Strong U.S. onshore drilling helped oilfield services company Halliburton Co report a better-than-expected 83 percent jump in quarterly profit, and its shares jumped 3.6 percent.

Halliburton expects land-drilling growth to offset the impact of a U.S. deepwater drilling ban that followed a disastrous blow-out at a BP Plc well in the Gulf of Mexico on which Halliburton did the cement work.

The world's second-largest oilfield services company plans to maintain its overall infrastructure in the Gulf in expectation of activity picking up again, though it is moving some equipment and staff out of the region for now.

I do not believe that the deepwater offshore rigs that were mobilized to international locations during this suspension will return to the Gulf for some time, if at all, Chief Executive David Lesar said on a conference call.

Second-quarter revenue jumped across all regions, with market share gains internationally and North American operations boosted by increased drilling. Operating margins jumped to 17 percent from 12 percent the previous quarter.
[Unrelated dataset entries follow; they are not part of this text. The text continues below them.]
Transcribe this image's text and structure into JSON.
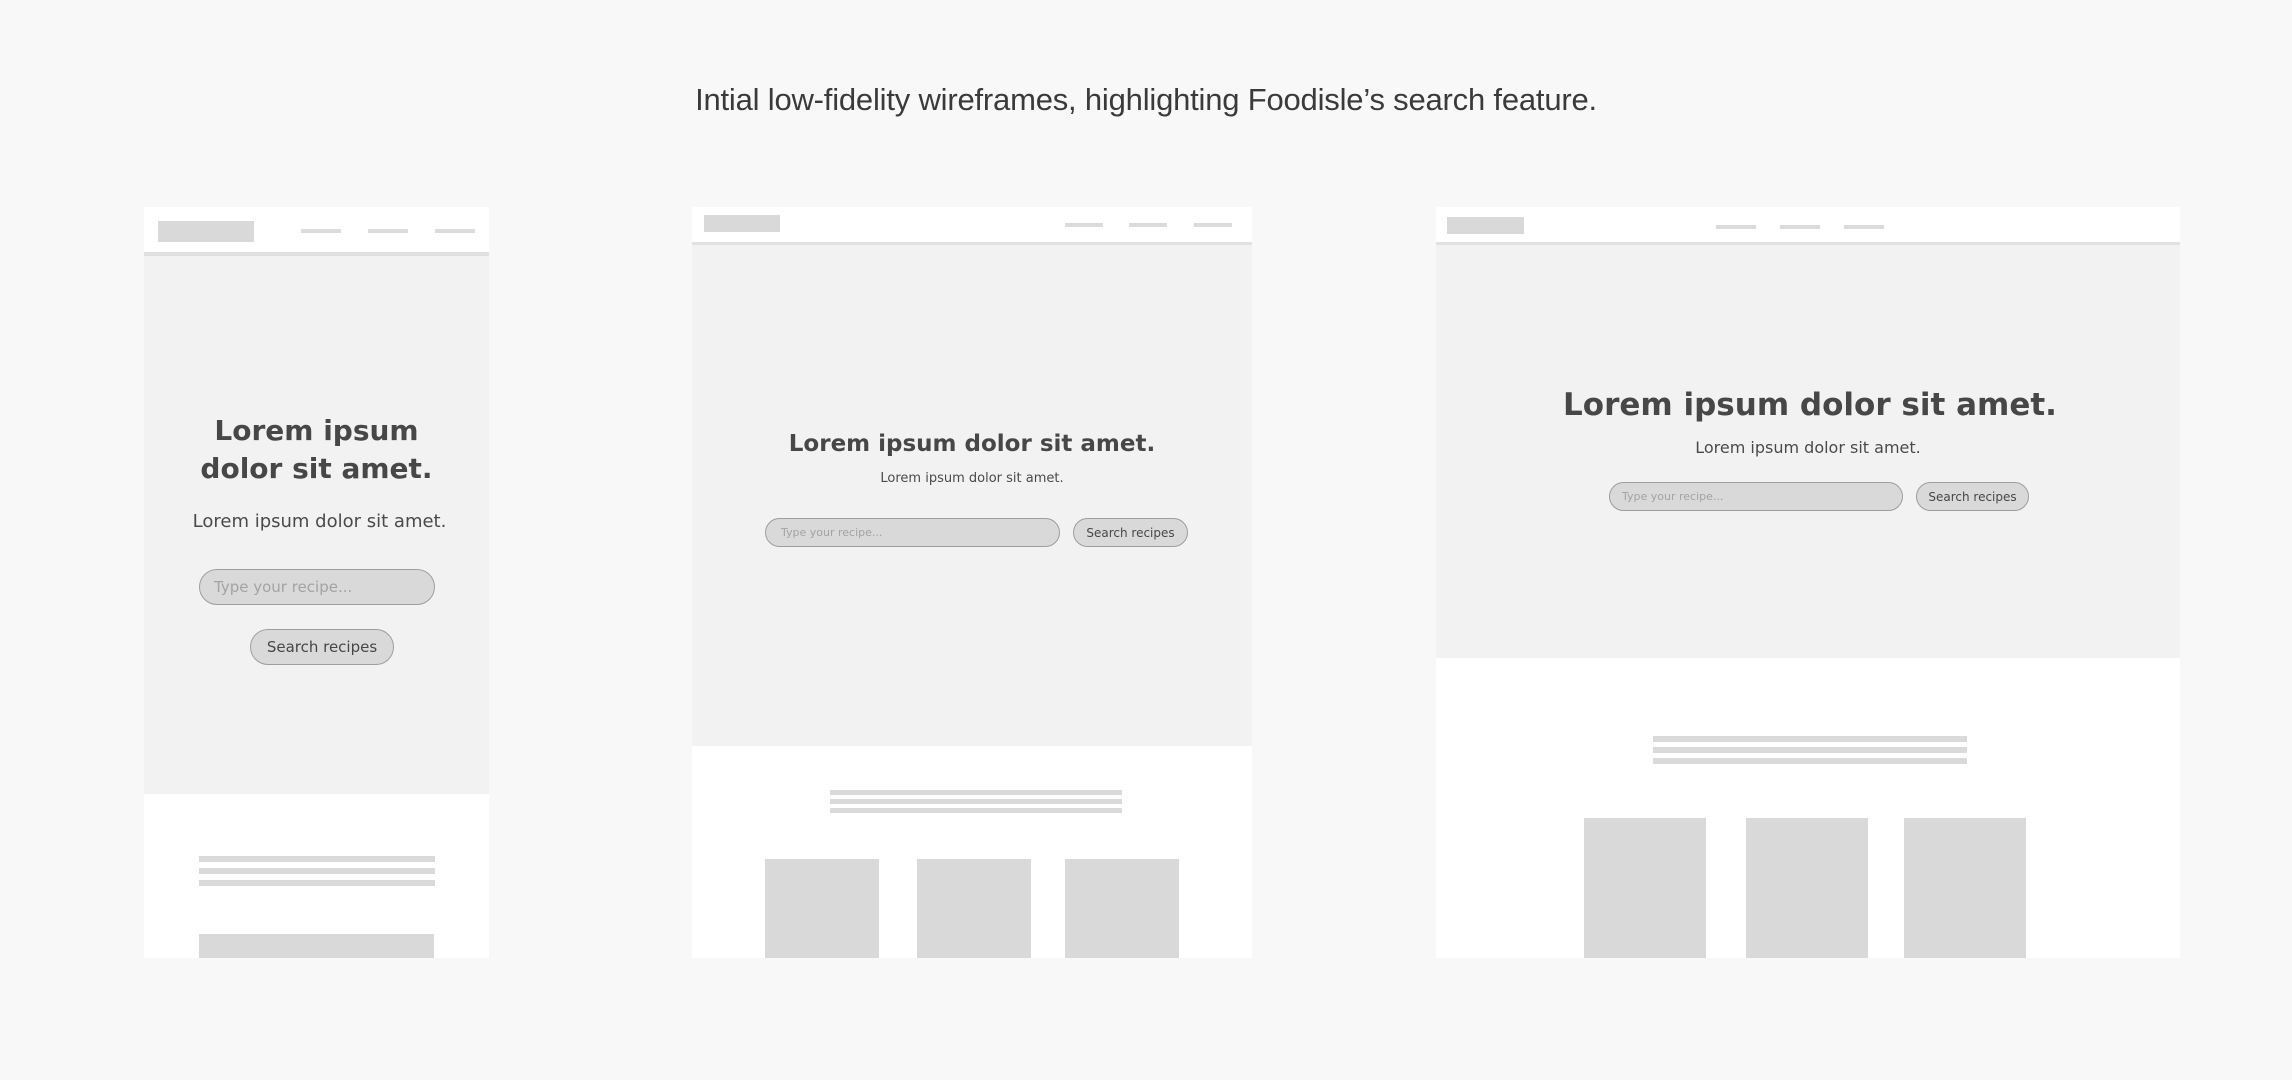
{
  "caption": "Intial low-fidelity wireframes, highlighting Foodisle’s search feature.",
  "wireframes": [
    {
      "device": "mobile",
      "hero_title": "Lorem ipsum\ndolor sit amet.",
      "hero_subtitle": "Lorem ipsum dolor sit amet.",
      "search_placeholder": "Type your recipe...",
      "search_button": "Search recipes"
    },
    {
      "device": "tablet",
      "hero_title": "Lorem ipsum dolor sit amet.",
      "hero_subtitle": "Lorem ipsum dolor sit amet.",
      "search_placeholder": "Type your recipe...",
      "search_button": "Search recipes"
    },
    {
      "device": "desktop",
      "hero_title": "Lorem ipsum dolor sit amet.",
      "hero_subtitle": "Lorem ipsum dolor sit amet.",
      "search_placeholder": "Type your recipe...",
      "search_button": "Search recipes"
    }
  ],
  "colors": {
    "page_background": "#f8f8f8",
    "frame_background": "#ffffff",
    "hero_background": "#f2f2f2",
    "placeholder_block": "#d9d9d9",
    "text": "#474747"
  }
}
Simmons Co analyst Bill Herbert called it an incandescent quarter for the company, especially given the strength overseas in the face of tepid rig count growth.

Kurt Hallead, co-head of energy research at RBC Capital Markets, said the North American growth was exceptional. Clearly it was better than most of us had tended to factor in, he said.

Halliburton expects the six-month deepwater moratorium to trim 2010 earnings per share by 5 to 8 cents per quarter. Analysts had been expecting a profit of $1.44 per share this year, up from $1.27 in 2009, though many now expect estimates to rise due to the unexpectedly strong North American performance.


Second-quarter net income rose to $480 million, or 53 cents per share, from $262 million, or 29 cents per share, in the year-earlier period.

Excluding a gain from discontinued operations, the company earned 52 cents per share. By that measure, analysts expected earnings of 37 cents per share, according to Thomson Reuters I/B/E/S. Revenue rose 16 percent to $4.4 billion, whereas analysts had expected $4.1 billion.

Halliburton, based in Houston and Dubai, said the Gulf of Mexico disaster and the subsequent deepwater suspension would usher in a new regulatory climate and have a profound impact on how deepwater drilling is performed.

But it repeated that it is indemnified under its contract with BP, so long as BP is able to shoulder the cost.

Even prior to the blowout and moratorium, Halliburton and its rivals had been generally planning for better growth outside North America over the next few years.

Shares of Halliburton rose 99 cents, or 3.6 percent, to $28.50 on the New York Stock Exchange.

As of Friday's close, the stock had been down 17 percent since the April 20 blowout that badly shook much of the oil and gas industry. Shares of larger rival Schlumberger Ltd , which reports results on Friday, were down 16 percent in that time.

Halliburton also competes globally with Switzerland-based Weatherford Ltd , which posts quarterly results on Tuesday, and Houston-based Baker Hughes Inc , reporting on August 3.

Noble Corp , the third-largest offshore rig contractor, will report after the market close on Monday.

(Reporting by Ernest Scheyder in New York and Braden Reddall in San Francisco; Editing by Derek Caney)